SSD: Single Shot MultiBox Object Detector, in PyTorch
A PyTorch implementation of Single Shot MultiBox Detector from the 2016 paper by Wei Liu, Dragomir Anguelov, Dumitru Erhan, Christian Szegedy, Scott Reed, Cheng-Yang, and Alexander C. Berg. The official and original Caffe code can be found here.
- Install PyTorch by selecting your environment on the website and running the appropriate command.
- Clone this repository.
- Note: We currently only support Python 3+.
- Then download the dataset by following the instructions below.
- We now support Visdom for real-time loss visualization during training!
To use Visdom in the browser:
First install Python server and client
pip install visdom
Start the server (probably in a screen or tmux)
python -m visdom.server
Then (during training) navigate to http://localhost:8097/ (see the Train section below for training details).
To make things easy, we provide bash scripts to handle the dataset downloads and setup for you. We also provide simple dataset loaders that inherit
torch.utils.data.Dataset, making them fully compatible with the
Microsoft COCO: Common Objects in Context
Download COCO 2014
# specify a directory for dataset to be downloaded into, else default is ~/data/ sh data/scripts/COCO2014.sh
PASCAL VOC: Visual Object Classes
Download VOC2007 trainval & test
# specify a directory for dataset to be downloaded into, else default is ~/data/ sh data/scripts/VOC2007.sh # <directory>
Download VOC2012 trainval
# specify a directory for dataset to be downloaded into, else default is ~/data/ sh data/scripts/VOC2012.sh # <directory>
First download the fc-reduced VGG-16 PyTorch base network weights at: https://s3.amazonaws.com/amdegroot-models/vgg16_reducedfc.pth
By default, we assume you have downloaded the file in the
To train SSD using the train script simply specify the parameters listed in
train.py as a flag or manually change them.
- For training, an NVIDIA GPU is strongly recommended for speed.
- For instructions on Visdom usage/installation, see the Installation section.
- You can pick-up training from a checkpoint by specifying the path as one of the training parameters (again, see
To evaluate a trained network:
You can specify the parameters listed in the
eval.py file by flagging them or manually changing them.
|Original||Converted weiliu89 weights||From scratch w/o data aug||From scratch w/ data aug|
|77.2 %||77.26 %||58.12%||77.43 %|
GTX 1060: ~45.45 FPS
Use a pre-trained SSD network for detection
Download a pre-trained network
- We are trying to provide PyTorch

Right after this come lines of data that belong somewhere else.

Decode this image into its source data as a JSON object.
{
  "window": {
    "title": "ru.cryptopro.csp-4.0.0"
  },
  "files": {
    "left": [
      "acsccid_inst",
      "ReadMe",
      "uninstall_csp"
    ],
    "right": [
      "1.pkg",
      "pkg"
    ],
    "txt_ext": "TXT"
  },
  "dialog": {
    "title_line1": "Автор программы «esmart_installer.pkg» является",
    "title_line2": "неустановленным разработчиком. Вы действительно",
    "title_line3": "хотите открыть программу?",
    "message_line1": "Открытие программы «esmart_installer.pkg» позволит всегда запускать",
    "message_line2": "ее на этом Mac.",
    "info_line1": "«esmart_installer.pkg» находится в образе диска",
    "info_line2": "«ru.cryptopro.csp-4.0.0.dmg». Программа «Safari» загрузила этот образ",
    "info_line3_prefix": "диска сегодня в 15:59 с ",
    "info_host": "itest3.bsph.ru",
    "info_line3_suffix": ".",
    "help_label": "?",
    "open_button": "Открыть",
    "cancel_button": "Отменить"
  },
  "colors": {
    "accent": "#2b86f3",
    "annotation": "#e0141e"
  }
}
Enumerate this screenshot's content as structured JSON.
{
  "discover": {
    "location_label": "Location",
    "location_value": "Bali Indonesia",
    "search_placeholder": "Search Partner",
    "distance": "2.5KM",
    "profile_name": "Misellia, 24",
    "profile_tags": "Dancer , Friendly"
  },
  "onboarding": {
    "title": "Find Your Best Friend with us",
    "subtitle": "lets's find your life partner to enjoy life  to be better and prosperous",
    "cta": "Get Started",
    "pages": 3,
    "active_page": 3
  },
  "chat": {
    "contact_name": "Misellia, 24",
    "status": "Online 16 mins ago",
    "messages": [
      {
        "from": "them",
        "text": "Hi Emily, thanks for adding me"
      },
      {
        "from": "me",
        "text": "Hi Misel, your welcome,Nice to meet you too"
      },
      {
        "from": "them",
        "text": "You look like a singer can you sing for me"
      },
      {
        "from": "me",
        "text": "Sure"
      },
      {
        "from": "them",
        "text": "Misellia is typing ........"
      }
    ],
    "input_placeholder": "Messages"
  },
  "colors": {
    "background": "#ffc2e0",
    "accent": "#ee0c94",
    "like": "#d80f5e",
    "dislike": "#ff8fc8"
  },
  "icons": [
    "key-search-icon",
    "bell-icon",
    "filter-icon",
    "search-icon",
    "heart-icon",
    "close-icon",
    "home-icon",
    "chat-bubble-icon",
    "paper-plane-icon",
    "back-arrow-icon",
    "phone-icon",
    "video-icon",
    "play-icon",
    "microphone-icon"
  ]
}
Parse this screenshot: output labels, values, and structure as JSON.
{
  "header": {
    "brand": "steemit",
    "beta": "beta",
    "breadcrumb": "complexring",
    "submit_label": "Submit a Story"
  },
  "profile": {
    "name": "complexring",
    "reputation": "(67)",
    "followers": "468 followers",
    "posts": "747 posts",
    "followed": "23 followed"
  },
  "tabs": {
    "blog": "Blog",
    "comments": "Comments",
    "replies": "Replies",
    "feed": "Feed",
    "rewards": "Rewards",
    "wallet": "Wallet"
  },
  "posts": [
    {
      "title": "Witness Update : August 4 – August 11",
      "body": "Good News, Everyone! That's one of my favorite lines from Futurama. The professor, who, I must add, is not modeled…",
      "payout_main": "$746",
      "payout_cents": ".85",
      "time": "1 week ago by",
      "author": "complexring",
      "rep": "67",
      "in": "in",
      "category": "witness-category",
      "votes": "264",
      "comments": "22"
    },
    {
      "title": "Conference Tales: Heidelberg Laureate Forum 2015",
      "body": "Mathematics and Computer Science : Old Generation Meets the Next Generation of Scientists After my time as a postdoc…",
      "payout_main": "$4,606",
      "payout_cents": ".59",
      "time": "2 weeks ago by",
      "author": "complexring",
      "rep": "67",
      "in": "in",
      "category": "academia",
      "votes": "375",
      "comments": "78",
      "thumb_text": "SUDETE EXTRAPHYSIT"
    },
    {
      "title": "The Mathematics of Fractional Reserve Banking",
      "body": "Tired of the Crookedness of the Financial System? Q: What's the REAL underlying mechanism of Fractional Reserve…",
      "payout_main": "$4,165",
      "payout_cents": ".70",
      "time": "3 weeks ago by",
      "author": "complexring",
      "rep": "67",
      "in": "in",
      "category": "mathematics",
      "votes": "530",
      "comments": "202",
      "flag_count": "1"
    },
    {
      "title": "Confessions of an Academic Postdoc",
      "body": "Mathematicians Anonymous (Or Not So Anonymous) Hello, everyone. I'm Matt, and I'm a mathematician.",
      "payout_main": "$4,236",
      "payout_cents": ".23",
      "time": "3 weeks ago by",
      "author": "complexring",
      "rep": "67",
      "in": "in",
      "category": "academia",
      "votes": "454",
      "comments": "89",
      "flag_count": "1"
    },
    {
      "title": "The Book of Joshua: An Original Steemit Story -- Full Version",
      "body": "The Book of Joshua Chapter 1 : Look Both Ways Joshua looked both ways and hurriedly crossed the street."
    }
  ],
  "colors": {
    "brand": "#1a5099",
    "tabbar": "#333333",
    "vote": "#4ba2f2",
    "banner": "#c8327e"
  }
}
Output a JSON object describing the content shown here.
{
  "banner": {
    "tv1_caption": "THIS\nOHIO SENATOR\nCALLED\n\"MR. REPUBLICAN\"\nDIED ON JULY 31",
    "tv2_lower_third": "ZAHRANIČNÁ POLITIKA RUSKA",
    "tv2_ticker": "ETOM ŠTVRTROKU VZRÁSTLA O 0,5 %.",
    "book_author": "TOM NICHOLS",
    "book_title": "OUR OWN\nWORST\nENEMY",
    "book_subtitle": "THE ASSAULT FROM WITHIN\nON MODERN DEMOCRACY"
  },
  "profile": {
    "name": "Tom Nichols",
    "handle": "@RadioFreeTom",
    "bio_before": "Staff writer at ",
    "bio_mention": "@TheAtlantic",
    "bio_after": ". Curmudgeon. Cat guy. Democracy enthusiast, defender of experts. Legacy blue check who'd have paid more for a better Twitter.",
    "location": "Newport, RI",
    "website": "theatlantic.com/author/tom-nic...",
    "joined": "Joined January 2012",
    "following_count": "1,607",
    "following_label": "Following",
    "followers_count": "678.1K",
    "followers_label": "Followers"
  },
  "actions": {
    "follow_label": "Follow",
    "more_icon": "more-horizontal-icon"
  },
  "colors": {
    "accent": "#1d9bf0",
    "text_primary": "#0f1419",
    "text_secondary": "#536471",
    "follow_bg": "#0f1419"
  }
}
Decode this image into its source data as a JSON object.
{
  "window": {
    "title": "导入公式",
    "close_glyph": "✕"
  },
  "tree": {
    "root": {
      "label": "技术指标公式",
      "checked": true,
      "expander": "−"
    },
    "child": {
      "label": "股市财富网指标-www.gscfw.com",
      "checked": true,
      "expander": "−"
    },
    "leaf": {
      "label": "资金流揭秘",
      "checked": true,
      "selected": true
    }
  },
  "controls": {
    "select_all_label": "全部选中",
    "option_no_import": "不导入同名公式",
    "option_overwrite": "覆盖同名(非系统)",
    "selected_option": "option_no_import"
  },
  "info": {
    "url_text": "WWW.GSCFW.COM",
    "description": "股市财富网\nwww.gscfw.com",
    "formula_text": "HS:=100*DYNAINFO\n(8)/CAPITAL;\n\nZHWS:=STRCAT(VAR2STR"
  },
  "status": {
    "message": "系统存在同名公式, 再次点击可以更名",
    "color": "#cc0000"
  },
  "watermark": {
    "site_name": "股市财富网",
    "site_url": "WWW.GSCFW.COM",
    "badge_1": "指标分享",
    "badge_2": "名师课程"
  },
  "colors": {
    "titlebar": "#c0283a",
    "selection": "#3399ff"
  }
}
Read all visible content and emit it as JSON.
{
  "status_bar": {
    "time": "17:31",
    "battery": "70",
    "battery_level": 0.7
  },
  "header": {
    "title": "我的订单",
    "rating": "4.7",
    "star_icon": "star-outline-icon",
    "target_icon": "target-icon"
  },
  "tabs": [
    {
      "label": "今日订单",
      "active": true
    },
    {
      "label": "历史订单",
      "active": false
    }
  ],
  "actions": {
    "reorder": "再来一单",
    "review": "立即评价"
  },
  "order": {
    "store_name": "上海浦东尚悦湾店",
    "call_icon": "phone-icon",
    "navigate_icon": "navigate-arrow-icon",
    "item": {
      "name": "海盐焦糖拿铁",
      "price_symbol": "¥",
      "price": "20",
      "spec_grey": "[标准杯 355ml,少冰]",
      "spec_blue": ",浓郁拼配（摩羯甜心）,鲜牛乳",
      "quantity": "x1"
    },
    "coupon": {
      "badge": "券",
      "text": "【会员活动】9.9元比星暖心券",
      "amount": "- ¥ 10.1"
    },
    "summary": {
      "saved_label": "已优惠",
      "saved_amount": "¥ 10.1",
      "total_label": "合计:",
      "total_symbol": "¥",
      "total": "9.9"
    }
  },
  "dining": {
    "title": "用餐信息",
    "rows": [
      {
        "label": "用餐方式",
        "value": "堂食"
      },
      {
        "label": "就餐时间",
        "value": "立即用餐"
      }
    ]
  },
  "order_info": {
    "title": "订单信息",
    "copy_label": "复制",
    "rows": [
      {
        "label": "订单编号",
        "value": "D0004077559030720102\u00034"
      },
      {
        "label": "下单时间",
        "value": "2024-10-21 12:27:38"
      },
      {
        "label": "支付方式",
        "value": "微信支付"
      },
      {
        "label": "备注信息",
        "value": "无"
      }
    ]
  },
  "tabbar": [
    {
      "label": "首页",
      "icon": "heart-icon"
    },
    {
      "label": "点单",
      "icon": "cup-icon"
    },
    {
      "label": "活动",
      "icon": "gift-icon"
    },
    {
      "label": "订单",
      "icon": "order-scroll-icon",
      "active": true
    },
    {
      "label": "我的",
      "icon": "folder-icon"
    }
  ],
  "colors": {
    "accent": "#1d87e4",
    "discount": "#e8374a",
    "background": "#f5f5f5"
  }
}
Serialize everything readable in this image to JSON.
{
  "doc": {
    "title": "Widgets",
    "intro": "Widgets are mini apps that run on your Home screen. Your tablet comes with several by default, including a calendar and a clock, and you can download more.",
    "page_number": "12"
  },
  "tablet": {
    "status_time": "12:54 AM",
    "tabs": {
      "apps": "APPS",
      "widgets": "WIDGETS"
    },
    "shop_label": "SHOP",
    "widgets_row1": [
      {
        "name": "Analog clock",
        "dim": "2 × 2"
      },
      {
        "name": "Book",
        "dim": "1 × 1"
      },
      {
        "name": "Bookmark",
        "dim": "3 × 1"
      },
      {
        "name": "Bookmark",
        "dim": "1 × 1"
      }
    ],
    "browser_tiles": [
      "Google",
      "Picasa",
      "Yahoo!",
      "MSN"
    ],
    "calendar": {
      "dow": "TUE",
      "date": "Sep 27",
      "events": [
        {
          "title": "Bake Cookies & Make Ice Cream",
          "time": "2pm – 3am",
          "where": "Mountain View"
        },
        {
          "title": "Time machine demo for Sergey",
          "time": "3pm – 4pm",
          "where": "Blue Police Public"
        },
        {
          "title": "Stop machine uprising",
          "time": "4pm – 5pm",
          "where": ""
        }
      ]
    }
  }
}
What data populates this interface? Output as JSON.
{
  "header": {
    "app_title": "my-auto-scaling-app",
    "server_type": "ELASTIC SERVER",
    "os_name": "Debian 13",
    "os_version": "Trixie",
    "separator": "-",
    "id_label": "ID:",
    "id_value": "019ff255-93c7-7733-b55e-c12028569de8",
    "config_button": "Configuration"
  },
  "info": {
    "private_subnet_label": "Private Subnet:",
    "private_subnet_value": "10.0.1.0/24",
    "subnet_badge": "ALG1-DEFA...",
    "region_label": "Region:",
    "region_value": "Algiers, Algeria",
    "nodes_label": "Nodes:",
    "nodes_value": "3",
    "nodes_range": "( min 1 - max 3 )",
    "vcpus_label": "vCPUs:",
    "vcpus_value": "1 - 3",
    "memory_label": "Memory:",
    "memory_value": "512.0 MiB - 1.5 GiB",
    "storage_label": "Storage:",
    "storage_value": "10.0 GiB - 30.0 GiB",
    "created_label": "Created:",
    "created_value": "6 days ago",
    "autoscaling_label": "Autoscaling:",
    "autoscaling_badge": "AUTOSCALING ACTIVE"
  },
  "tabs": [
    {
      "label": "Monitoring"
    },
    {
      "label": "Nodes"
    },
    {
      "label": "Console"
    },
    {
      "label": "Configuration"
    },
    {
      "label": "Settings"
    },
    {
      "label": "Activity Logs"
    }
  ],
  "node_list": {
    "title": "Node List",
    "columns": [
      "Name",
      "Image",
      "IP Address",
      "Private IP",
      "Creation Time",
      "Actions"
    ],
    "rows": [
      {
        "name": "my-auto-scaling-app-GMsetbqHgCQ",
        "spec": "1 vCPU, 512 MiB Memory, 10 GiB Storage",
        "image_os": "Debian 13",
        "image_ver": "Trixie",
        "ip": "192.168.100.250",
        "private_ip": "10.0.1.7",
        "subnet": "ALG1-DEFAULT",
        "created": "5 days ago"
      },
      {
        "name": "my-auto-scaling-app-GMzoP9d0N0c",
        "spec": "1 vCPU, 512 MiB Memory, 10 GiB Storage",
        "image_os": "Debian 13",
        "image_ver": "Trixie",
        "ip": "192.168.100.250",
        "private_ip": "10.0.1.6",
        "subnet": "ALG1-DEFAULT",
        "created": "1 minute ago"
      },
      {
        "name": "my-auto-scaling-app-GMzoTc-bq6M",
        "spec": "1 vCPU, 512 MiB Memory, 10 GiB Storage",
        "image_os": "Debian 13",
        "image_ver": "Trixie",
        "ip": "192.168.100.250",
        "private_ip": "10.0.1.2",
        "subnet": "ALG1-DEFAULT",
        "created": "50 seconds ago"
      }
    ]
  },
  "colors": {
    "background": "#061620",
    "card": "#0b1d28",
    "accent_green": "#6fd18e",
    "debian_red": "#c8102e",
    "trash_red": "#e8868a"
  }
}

state_dicts(dict of weight tensors) of the latest SSD model definitions trained on different datasets.
- Currently, we provide the following PyTorch models:
- SSD300 trained on VOC0712 (newest PyTorch weights)
- SSD300 trained on VOC0712 (original Caffe weights)
- Our goal is to reproduce this table from the original paper
![SSD results on multiple datasets](https://camo.githubusercontent.com/9b7e16ebc07715ef620d746af285a1a4dc90842b04bc3ae024b94c3a7f7e95ea/687474703a2f2f7777772e63732e756e632e6564752f7e776c69752f7061706572732f7373645f726573756c74732e706e67 =800pxx)
Try the demo notebook
Make sure you have jupyter notebook installed.
Two alternatives for installing jupyter notebook:
- If you installed PyTorch with conda (recommended), then you should already have it. (Just navigate to the ssd.pytorch cloned repo and run):
- If using pip:
make sure pip is upgraded
pip3 install --upgrade pip
install jupyter notebook
pip install jupyter
Run this inside ssd.pytorch
Now navigate to
demo/demo.ipynb at http://localhost:8888 (by default) and have at it!
Try the webcam demo
- Works on CPU (may have to tweak
cv2.waitkeyfor optimal fps) or on an NVIDIA GPU
- This demo currently requires opencv2+ w/ python bindings and an onboard webcam
- You can change the default webcam in
- Install the imutils package to leverage multi-threading on CPU:
pip install imutils
python -m demo.liveopens the webcam and begins detecting!
We have accumulated the following to-do list, which we hope to complete in the near future
- Still to come:
- Support for the MS COCO dataset
- Support for SSD512 training and testing
- Support for training on custom datasets
Note: Unfortunately, this is just a hobby of ours and not a full-time job, so we'll do our best to keep things up to date, but no guarantees. That being said, thanks to everyone for your continued help and feedback as it is really appreciated. We will try to address everything as soon as possible.
- Wei Liu, et al. "SSD: Single Shot MultiBox Detector." ECCV2016.
- Original Implementation (CAFFE)
- A huge thank you to Alex Koltun and his team at Webyclip for their help in finishing the data augmentation portion.
- A list of other great SSD ports that were sources of inspiration (especially the Chainer repo):
- Chainer, Keras, MXNet, Tensorflow